back to school organisation

Get organised before you go back to school

We know, we know. With just a few precious days of the summer holidays left, organising yourself before Day One back in the classroom probably doesn’t feel like a priority.

But not only will having a few systems in place make you feel pleasantly smug, it will also give you a head start and put you in the right mindset before school begins. Preparing in advance is important, as you’re far less likely to be able to do this in the thick of term-time. Equally, if you’re not organised, tasks can feel stressful and things can take longer.

With that in mind, here are a few ways of staying on top of academic organisation. Essentially, it’s all about devising a system and then being consistent about using it.

  • Planning ahead

Have a paper planner (or an electronic version such as Google Calendar) containing test dates, assignment deadlines, plus all family and social events and sports matches. As each day, week and month begins, spend a couple of minutes reminding yourself of what lies ahead.

Alternatively, having an app such as, MyStudyLife or Google Keep on your computer and/or phone may be helpful.

Additionally, consider positioning a medium-sized whiteboard on your desk or work-space wall. 

going back to school

Divide it into two sections by drawing a vertical line down the middle then write the most imminent assignments on the left and list any longer-term coursework deadlines on the right.

  • Spend fifteen minutes a week decluttering and filing

Go through all your accumulated paperwork every week (preferably at a particular time on a particular day so it becomes part of your routine), and recycle any documents you’re finished with. This should help you focus, and it’s easier to do it as you’re going along. Each week, transfer the notes you’ve been carrying around at school into the relevant binder for the subject. This will keep you on top of class handouts.

In the same ‘little and often’ spirit, clear your desk at the end of each day so clutter doesn’t accumulate.

preparing for going back to school

  • Rank and file

A concertina-style folder or file with dividers works well for carrying around the papers you need day-to-day; these should then be filed away every week. Try to keep the papers in the concertina folder categorised according to type or subject.

With the more permanent (larger) subject folders that you keep at home, have one binder per subject and create different sections (using coloured dividers) in each folder for assignments, notes and so on, filed chronologically.

  • Take note!

Your notes are valuable – keep them accessible and organised.

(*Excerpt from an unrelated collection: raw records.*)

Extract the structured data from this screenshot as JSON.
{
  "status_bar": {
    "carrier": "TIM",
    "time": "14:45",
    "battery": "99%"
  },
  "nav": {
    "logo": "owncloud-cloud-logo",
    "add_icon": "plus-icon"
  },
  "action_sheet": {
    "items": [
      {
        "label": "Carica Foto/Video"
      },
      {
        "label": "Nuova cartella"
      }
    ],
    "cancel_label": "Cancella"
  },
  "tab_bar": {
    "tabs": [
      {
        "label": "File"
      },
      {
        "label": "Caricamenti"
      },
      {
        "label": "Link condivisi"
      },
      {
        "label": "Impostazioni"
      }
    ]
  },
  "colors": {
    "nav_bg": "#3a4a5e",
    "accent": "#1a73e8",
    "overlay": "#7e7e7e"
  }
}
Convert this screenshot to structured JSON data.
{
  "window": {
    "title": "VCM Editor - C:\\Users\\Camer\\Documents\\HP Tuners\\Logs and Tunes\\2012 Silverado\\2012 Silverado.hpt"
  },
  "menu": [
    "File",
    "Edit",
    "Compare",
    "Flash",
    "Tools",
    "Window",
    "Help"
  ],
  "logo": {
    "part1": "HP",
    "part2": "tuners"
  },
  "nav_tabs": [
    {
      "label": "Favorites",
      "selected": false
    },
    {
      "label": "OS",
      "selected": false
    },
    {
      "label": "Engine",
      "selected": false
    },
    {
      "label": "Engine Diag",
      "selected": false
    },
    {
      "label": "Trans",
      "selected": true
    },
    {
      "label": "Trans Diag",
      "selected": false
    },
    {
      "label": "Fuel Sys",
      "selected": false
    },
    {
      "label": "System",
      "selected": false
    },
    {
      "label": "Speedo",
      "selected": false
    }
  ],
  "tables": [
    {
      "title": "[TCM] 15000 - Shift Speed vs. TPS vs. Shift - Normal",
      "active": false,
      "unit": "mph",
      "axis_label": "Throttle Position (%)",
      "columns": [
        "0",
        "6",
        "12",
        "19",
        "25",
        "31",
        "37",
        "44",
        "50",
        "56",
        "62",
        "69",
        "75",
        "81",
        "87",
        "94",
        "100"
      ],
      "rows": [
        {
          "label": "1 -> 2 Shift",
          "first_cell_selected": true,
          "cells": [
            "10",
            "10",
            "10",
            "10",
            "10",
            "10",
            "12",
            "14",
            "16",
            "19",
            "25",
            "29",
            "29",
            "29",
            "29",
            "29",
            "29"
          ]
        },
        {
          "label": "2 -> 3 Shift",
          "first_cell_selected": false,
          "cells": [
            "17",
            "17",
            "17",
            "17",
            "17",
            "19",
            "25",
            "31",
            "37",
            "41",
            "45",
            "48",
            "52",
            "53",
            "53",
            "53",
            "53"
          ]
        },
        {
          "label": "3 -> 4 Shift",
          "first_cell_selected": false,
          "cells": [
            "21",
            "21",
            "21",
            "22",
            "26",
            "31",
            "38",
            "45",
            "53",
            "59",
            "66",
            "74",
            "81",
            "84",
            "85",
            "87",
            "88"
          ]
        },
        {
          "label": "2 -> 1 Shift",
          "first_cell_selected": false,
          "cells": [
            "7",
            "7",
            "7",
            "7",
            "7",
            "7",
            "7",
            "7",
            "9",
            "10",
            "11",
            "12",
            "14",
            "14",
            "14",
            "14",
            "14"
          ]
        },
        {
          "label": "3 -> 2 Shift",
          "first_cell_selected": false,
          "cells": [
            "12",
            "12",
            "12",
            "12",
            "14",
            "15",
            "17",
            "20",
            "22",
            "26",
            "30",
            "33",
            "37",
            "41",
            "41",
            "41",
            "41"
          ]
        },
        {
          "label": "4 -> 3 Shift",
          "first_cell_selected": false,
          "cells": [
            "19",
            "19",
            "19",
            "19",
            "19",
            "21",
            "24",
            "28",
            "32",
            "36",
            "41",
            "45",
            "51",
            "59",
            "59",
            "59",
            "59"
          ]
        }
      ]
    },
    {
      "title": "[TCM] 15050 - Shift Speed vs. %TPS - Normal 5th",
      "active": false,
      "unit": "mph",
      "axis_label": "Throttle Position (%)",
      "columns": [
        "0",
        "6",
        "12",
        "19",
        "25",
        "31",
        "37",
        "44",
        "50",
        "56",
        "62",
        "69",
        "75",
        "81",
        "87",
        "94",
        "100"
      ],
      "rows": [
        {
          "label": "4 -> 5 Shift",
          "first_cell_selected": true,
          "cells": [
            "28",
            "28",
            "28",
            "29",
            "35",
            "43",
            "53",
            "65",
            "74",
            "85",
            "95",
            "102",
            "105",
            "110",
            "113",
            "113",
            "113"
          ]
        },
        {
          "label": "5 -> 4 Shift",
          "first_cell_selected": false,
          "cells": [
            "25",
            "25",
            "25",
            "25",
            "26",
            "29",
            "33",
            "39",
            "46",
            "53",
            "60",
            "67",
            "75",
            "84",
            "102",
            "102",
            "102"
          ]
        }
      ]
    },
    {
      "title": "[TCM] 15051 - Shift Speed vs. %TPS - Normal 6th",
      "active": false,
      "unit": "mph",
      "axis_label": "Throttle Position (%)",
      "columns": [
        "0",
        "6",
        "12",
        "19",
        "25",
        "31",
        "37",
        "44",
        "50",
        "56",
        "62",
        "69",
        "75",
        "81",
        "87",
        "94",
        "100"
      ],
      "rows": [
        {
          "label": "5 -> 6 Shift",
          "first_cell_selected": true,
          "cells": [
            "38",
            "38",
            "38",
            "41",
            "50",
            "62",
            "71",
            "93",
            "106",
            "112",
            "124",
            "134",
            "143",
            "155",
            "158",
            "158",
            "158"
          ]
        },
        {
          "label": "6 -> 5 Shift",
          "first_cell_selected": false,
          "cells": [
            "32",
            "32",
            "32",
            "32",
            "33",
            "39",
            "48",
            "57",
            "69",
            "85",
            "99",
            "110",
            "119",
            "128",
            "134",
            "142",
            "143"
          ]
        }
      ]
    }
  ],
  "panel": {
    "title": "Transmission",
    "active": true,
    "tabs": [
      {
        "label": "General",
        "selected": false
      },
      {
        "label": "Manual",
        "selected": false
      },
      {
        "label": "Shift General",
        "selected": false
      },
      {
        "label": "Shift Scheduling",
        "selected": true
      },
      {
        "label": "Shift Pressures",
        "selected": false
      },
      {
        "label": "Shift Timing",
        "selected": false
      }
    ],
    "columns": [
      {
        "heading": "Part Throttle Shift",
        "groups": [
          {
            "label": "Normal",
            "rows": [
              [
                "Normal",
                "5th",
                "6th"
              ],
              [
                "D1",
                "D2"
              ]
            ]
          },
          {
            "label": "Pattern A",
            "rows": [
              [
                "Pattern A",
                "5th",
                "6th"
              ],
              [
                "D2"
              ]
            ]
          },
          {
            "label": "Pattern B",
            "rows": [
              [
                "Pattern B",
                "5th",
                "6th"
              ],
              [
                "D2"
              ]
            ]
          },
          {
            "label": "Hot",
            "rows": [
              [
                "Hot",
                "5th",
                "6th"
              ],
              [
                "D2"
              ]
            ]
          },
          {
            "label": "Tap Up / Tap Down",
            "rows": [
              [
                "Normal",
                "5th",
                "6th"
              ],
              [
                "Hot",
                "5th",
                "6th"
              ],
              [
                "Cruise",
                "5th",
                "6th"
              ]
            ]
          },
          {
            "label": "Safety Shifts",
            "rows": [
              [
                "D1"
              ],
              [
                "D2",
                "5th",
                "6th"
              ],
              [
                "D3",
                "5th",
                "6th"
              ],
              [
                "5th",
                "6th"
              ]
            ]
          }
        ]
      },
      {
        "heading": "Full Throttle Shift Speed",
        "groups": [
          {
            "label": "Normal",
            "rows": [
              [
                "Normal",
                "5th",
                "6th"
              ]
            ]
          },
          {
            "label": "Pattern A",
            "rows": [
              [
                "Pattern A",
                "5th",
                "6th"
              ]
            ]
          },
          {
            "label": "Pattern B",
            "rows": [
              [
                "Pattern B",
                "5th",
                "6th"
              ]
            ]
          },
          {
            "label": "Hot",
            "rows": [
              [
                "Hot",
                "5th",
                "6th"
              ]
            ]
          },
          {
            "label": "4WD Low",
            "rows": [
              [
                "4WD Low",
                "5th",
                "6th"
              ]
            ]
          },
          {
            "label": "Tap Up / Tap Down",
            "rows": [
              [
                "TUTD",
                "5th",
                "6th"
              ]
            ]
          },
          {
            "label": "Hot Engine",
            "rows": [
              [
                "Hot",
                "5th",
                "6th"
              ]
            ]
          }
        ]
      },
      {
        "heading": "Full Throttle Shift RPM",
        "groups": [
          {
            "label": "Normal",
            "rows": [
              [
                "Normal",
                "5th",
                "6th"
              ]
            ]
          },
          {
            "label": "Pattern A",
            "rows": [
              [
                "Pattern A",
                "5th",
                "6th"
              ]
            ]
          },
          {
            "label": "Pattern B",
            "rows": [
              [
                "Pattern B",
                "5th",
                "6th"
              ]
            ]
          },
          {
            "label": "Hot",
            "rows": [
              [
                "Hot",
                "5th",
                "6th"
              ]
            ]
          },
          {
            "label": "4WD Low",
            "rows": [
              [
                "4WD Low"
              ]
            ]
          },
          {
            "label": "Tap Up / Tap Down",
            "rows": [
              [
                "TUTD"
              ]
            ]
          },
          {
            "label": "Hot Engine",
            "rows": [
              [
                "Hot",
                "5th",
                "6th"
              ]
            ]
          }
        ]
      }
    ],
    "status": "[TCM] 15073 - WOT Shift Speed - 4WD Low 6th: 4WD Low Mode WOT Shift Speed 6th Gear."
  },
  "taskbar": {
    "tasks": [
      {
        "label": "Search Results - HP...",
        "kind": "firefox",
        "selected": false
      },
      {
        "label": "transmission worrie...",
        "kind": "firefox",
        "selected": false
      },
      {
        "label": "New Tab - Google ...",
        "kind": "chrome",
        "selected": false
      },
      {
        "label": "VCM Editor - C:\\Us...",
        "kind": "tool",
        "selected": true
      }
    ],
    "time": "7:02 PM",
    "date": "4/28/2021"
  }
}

This saves time and means that when you need to revise or write an essay, you know what information you already have, and where. If you’re not sure about certain information when making notes in class, put an asterisk in the margin so you can check and fill in any missing details later.

Consider using a different colour of paper for each subject or purpose, e.g. essays, class notes, lists of terminology. If you use loose pages, be sure to number and label them. Or use a different notebook for each subject, labelled with the dates you started and finished using it, so you can keep your notes in a logical order. If possible, devise your own indexing system to help you keep track of what information you have and where.

A digital notebook stores handwritten notes electronically, or you might explore note-taking software. If you use PowerPoint, the Slide Sorter function does what it says on the tin!

Equally, use the time you have now before term begins to set up clearly labelled computer folders for work you’ll be storing electronically, and perhaps deleting anything you’re sure you no longer need.

  • Be a vocab vulture

We’ve previously mentioned the importance of vocab for language learners. Use an A5 hardback notebook (ideally with a tough spiral spine) exclusively for writing down new words you encounter in class (or when doing homework assignments) in French, German or Spanish – preferably one notebook per language.

Jot these words down in your vocab notebook immediately, and get into the habit of going through your list of newly acquired words at the end of each day so they sink in. Moreover, whatever you do, don’t neglect English – strive to expand your English vocabulary each day as well!

Of course, we’re not advocating spending more time on admin or organisation than on actual class or homework, nor can any system (or indeed anyone!) be consistently perfect. However, getting into good habits at this early stage of the academic year will definitely stand you in good stead for the weeks and months ahead.


No Comments

Post A Comment